**TASK OBJECTIVE:** If a line in the data contains "formed", copy it out.
--- START ---
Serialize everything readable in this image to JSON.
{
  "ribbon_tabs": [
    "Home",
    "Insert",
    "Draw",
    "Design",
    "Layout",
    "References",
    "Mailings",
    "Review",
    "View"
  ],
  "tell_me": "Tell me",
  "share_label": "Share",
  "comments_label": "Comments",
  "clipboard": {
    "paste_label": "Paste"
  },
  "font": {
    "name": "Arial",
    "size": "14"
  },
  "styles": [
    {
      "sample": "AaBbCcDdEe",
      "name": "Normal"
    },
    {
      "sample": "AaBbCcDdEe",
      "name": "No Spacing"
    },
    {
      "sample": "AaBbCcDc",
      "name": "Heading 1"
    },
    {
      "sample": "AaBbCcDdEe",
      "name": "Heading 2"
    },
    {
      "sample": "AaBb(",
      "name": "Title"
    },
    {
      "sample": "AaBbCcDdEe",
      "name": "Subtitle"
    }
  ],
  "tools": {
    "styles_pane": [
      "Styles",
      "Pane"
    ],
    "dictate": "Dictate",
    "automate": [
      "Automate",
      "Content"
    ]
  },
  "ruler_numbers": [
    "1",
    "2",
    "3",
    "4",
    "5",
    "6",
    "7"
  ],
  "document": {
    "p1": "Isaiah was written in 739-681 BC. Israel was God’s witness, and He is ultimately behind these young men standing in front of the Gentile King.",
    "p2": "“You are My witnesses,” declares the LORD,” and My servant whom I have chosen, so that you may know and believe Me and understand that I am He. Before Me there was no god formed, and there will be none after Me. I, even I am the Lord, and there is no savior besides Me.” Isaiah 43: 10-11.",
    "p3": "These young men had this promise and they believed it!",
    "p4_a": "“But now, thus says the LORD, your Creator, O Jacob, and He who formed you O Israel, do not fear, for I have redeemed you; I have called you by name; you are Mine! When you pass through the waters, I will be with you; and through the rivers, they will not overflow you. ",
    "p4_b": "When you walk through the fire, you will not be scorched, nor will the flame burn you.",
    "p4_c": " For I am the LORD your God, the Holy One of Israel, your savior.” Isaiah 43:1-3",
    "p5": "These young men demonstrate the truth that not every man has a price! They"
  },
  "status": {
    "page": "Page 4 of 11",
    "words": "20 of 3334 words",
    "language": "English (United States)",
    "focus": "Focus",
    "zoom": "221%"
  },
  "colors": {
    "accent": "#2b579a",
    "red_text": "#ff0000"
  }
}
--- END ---
**RESULT OF THIS EXERCISE:**
    "p2": "“You are My witnesses,” declares the LORD,” and My servant whom I have chosen, so that you may know and believe Me and understand that I am He. Before Me there was no god formed, and there will be none after Me. I, even I am the Lord, and there is no savior besides Me.” Isaiah 43: 10-11.",
    "p4_a": "“But now, thus says the LORD, your Creator, O Jacob, and He who formed you O Israel, do not fear, for I have redeemed you; I have called you by name; you are Mine! When you pass through the waters, I will be with you; and through the rivers, they will not overflow you. ",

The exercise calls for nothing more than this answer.